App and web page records
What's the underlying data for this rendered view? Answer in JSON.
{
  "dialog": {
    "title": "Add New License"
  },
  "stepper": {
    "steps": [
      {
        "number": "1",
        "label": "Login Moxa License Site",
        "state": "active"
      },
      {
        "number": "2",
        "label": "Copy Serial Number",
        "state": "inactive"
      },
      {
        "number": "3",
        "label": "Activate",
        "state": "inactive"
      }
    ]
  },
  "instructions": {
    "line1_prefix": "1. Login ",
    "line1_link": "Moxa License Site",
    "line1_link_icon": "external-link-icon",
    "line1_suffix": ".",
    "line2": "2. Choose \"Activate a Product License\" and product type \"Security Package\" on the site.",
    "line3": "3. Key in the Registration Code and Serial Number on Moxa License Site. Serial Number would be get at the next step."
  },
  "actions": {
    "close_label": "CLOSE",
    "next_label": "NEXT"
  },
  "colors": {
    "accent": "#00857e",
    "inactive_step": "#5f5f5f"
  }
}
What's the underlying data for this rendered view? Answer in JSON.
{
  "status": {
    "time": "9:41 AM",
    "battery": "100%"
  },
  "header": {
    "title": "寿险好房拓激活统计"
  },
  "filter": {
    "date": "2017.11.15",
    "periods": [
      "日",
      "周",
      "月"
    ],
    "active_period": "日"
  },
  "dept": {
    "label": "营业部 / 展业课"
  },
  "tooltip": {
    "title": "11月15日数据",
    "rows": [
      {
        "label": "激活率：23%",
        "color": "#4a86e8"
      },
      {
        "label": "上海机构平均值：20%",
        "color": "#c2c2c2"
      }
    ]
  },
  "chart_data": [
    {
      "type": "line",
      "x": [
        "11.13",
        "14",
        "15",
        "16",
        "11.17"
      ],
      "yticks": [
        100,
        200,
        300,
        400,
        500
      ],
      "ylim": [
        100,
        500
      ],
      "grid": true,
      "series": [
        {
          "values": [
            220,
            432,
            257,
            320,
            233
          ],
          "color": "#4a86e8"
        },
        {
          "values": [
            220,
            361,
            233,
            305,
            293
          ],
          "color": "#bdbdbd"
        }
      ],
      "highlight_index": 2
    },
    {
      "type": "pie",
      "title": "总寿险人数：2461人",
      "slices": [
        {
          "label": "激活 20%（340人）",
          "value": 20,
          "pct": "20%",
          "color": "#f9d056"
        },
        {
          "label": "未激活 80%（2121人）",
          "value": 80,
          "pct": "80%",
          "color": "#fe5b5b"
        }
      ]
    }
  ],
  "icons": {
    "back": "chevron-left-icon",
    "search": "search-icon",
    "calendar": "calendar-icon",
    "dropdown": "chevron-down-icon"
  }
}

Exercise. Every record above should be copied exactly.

Answer box.
What's the underlying data for this rendered view? Answer in JSON.
{
  "dialog": {
    "title": "Add New License"
  },
  "stepper": {
    "steps": [
      {
        "number": "1",
        "label": "Login Moxa License Site",
        "state": "active"
      },
      {
        "number": "2",
        "label": "Copy Serial Number",
        "state": "inactive"
      },
      {
        "number": "3",
        "label": "Activate",
        "state": "inactive"
      }
    ]
  },
  "instructions": {
    "line1_prefix": "1. Login ",
    "line1_link": "Moxa License Site",
    "line1_link_icon": "external-link-icon",
    "line1_suffix": ".",
    "line2": "2. Choose \"Activate a Product License\" and product type \"Security Package\" on the site.",
    "line3": "3. Key in the Registration Code and Serial Number on Moxa License Site. Serial Number would be get at the next step."
  },
  "actions": {
    "close_label": "CLOSE",
    "next_label": "NEXT"
  },
  "colors": {
    "accent": "#00857e",
    "inactive_step": "#5f5f5f"
  }
}
What's the underlying data for this rendered view? Answer in JSON.
{
  "status": {
    "time": "9:41 AM",
    "battery": "100%"
  },
  "header": {
    "title": "寿险好房拓激活统计"
  },
  "filter": {
    "date": "2017.11.15",
    "periods": [
      "日",
      "周",
      "月"
    ],
    "active_period": "日"
  },
  "dept": {
    "label": "营业部 / 展业课"
  },
  "tooltip": {
    "title": "11月15日数据",
    "rows": [
      {
        "label": "激活率：23%",
        "color": "#4a86e8"
      },
      {
        "label": "上海机构平均值：20%",
        "color": "#c2c2c2"
      }
    ]
  },
  "chart_data": [
    {
      "type": "line",
      "x": [
        "11.13",
        "14",
        "15",
        "16",
        "11.17"
      ],
      "yticks": [
        100,
        200,
        300,
        400,
        500
      ],
      "ylim": [
        100,
        500
      ],
      "grid": true,
      "series": [
        {
          "values": [
            220,
            432,
            257,
            320,
            233
          ],
          "color": "#4a86e8"
        },
        {
          "values": [
            220,
            361,
            233,
            305,
            293
          ],
          "color": "#bdbdbd"
        }
      ],
      "highlight_index": 2
    },
    {
      "type": "pie",
      "title": "总寿险人数：2461人",
      "slices": [
        {
          "label": "激活 20%（340人）",
          "value": 20,
          "pct": "20%",
          "color": "#f9d056"
        },
        {
          "label": "未激活 80%（2121人）",
          "value": 80,
          "pct": "80%",
          "color": "#fe5b5b"
        }
      ]
    }
  ],
  "icons": {
    "back": "chevron-left-icon",
    "search": "search-icon",
    "calendar": "calendar-icon",
    "dropdown": "chevron-down-icon"
  }
}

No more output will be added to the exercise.